## YOUR OBJECTIVE
Scan the entries that follow for the word "with", then report every line in which it appears.

Stored records:
__________________________________________________

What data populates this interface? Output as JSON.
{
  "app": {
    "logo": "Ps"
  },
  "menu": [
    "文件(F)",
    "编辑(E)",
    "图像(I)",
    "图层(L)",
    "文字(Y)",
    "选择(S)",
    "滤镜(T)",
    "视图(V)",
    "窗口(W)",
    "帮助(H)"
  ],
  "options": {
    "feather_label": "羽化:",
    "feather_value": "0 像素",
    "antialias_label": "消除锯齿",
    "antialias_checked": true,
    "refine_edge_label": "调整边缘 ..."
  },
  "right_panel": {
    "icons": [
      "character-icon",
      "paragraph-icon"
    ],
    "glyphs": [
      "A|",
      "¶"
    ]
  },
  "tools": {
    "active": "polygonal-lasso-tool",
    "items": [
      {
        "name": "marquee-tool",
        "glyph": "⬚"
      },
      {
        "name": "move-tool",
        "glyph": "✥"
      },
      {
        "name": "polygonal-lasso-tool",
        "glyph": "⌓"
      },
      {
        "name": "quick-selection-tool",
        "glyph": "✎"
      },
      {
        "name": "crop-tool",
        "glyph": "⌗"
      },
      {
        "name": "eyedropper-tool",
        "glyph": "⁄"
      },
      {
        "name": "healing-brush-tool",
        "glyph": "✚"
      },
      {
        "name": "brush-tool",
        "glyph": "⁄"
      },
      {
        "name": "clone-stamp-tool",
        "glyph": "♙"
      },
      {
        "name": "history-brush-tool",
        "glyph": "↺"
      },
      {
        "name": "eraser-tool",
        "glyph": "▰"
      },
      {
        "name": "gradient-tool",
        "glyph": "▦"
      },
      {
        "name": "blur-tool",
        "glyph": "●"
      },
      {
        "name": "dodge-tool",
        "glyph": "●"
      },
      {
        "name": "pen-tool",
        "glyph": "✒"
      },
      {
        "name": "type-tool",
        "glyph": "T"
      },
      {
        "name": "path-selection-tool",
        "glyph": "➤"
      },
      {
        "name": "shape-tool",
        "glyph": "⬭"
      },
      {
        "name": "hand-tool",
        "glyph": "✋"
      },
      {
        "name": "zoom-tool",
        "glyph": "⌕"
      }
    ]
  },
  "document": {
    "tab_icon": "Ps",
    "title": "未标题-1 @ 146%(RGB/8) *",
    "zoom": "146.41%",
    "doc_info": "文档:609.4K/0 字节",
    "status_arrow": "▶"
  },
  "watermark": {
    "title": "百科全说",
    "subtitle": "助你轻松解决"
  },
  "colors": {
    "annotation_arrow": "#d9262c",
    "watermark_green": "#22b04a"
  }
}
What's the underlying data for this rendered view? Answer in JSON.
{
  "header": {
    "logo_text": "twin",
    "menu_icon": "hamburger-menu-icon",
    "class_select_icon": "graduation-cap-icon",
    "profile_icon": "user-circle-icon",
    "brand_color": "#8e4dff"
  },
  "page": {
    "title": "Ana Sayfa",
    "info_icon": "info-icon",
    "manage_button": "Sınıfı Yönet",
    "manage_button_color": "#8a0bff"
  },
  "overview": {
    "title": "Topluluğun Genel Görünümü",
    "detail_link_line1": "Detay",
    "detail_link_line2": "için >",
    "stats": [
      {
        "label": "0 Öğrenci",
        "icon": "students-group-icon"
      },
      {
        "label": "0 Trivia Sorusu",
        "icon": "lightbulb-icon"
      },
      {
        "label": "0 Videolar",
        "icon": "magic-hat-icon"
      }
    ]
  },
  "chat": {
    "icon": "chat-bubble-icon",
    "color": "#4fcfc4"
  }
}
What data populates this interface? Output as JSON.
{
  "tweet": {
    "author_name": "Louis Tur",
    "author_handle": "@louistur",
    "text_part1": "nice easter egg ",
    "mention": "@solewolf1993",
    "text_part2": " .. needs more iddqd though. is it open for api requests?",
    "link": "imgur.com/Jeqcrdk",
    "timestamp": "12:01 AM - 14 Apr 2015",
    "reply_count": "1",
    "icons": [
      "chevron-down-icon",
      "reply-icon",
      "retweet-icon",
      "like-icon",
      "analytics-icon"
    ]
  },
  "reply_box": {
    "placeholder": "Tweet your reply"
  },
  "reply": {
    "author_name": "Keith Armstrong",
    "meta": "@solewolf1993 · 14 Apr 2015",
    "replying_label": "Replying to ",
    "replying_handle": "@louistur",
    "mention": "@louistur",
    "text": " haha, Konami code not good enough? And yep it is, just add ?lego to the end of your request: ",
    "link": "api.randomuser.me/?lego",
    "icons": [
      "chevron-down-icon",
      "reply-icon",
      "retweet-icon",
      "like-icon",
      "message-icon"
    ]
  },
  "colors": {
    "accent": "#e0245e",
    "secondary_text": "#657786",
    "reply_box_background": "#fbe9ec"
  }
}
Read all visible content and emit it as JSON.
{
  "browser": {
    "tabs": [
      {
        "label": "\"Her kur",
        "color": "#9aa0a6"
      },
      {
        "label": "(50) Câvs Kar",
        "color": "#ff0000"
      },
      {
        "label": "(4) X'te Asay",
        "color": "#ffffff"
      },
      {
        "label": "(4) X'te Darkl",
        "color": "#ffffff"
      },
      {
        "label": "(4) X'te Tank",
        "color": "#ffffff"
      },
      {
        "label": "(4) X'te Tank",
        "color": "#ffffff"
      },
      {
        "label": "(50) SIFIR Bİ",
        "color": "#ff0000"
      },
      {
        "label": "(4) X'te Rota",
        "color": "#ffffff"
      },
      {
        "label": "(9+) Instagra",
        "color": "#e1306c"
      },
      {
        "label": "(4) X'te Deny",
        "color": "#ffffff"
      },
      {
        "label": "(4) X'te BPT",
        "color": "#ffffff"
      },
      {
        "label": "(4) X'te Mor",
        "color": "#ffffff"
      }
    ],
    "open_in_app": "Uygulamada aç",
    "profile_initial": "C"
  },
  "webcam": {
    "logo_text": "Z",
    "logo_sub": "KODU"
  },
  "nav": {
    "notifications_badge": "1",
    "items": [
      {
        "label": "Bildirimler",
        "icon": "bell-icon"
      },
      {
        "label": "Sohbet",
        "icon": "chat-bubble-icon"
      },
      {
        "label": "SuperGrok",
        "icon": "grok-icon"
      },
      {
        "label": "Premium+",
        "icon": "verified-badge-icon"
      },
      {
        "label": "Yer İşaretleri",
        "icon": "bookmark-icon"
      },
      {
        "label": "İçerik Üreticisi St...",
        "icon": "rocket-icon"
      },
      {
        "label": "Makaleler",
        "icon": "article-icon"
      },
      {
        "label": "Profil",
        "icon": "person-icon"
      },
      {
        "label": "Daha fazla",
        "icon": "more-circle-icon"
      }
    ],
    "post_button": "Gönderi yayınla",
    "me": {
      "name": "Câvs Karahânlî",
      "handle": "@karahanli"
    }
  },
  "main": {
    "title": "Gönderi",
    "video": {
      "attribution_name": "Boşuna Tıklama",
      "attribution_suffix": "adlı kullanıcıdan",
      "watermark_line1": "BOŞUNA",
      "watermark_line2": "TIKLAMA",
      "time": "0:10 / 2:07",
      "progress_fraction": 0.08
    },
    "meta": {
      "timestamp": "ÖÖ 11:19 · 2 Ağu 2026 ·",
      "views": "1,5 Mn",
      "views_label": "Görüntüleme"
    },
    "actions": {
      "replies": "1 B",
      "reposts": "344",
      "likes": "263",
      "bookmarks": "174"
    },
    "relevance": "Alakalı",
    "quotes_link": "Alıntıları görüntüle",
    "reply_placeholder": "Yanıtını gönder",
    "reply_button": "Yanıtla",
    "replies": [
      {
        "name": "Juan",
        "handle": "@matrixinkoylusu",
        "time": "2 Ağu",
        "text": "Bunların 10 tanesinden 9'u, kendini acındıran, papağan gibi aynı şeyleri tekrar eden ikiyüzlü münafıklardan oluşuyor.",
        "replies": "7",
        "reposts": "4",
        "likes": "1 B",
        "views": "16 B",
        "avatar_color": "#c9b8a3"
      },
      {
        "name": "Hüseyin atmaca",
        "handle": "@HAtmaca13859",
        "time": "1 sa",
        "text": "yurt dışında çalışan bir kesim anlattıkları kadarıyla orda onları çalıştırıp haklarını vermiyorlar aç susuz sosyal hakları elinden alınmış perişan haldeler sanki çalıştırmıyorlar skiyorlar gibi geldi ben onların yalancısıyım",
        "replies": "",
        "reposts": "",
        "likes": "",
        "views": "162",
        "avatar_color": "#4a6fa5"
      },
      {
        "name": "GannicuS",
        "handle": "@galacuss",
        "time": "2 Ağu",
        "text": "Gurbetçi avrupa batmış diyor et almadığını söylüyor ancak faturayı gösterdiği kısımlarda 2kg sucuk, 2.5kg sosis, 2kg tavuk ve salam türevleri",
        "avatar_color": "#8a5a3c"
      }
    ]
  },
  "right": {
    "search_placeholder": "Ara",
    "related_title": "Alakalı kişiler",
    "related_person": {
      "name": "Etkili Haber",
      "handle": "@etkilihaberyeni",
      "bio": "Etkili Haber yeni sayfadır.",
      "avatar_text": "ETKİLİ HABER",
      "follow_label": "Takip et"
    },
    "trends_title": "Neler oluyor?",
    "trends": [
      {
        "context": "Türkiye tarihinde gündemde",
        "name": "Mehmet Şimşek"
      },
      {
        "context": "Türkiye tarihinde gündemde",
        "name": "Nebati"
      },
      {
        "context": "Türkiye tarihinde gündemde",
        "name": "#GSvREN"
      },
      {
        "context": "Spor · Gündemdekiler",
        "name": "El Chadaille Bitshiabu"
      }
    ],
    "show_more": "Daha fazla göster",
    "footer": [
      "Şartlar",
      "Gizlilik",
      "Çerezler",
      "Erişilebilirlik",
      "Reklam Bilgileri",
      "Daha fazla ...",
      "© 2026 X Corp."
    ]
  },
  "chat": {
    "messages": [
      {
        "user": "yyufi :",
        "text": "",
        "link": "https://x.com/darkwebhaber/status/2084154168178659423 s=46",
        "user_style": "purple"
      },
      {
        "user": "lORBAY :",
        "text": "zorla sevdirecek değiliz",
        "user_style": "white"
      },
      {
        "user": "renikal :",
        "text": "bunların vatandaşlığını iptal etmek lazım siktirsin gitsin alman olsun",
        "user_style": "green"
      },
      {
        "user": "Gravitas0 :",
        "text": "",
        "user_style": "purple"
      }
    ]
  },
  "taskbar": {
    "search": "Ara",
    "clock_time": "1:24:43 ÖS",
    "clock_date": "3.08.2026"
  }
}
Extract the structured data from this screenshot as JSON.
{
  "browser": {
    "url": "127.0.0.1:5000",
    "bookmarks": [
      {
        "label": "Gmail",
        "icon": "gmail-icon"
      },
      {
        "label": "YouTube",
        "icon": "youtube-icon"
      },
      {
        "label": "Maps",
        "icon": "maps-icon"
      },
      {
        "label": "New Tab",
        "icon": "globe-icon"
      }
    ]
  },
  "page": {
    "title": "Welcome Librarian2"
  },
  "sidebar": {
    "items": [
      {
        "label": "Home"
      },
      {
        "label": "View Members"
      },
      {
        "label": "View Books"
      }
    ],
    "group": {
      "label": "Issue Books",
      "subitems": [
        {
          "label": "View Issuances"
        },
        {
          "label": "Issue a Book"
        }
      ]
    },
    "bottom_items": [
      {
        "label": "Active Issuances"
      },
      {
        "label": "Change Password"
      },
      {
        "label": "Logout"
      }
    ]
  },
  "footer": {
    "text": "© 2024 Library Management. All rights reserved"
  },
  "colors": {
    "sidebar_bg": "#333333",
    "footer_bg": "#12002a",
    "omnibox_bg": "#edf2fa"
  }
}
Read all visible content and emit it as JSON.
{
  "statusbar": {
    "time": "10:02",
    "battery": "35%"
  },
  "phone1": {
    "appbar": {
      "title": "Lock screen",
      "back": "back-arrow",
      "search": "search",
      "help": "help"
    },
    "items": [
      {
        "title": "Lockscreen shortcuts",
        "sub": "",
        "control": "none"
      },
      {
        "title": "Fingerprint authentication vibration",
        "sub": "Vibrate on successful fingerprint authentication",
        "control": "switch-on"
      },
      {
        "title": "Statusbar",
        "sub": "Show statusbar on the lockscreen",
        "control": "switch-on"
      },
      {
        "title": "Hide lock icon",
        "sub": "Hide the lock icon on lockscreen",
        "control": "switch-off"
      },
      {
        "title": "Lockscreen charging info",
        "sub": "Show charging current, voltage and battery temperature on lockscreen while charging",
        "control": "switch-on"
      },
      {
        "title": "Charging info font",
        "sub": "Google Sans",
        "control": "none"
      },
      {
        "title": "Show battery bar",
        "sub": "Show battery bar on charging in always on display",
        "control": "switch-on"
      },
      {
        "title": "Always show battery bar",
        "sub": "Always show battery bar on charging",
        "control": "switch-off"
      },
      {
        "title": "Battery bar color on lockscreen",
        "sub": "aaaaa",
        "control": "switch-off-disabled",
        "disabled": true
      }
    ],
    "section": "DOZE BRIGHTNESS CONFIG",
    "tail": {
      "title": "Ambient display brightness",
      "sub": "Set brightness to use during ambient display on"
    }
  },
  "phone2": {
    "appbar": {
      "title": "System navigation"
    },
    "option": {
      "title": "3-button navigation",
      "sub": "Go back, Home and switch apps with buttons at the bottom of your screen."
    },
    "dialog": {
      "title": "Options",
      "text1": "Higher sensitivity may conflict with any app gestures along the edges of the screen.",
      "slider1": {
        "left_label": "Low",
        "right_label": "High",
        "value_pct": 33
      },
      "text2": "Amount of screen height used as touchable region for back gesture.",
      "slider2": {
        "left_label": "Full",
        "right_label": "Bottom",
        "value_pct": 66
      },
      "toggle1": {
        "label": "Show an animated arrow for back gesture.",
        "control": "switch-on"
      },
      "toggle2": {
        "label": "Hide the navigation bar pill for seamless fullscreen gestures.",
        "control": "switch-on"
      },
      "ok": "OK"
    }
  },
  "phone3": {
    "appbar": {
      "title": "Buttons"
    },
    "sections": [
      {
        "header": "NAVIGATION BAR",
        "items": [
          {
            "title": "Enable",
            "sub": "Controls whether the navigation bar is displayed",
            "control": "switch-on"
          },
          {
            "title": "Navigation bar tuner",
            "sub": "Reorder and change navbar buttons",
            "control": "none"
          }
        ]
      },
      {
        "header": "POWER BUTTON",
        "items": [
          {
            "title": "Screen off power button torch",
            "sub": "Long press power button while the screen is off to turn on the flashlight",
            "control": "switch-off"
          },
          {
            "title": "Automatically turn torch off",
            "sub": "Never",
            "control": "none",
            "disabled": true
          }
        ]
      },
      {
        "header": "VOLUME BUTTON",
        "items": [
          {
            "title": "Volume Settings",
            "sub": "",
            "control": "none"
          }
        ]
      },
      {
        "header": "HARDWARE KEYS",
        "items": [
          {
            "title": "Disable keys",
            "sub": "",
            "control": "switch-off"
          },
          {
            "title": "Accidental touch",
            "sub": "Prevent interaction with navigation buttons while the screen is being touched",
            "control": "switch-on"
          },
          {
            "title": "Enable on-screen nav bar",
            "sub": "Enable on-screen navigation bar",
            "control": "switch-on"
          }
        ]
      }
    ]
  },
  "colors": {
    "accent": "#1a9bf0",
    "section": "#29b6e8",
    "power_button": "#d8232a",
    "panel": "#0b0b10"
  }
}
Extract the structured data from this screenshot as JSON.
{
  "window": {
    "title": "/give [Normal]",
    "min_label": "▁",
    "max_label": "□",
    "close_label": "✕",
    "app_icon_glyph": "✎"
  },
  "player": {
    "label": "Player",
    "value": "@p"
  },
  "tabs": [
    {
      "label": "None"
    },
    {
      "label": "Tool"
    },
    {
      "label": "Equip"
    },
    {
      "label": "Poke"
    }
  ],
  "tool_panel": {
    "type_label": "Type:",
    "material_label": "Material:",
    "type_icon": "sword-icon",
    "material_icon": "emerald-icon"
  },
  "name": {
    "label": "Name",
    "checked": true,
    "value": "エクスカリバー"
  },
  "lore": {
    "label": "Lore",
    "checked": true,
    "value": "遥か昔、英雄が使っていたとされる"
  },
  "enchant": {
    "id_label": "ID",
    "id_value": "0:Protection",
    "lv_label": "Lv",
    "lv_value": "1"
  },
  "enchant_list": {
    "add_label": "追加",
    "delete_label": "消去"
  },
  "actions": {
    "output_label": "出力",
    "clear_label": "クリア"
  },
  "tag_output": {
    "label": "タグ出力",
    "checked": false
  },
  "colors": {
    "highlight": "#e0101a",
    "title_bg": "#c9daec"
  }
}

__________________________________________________

## WRITTEN RESPONSE
      "sub": "Go back, Home and switch apps with buttons at the bottom of your screen."
      "text1": "Higher sensitivity may conflict with any app gestures along the edges of the screen.",
            "sub": "Prevent interaction with navigation buttons while the screen is being touched",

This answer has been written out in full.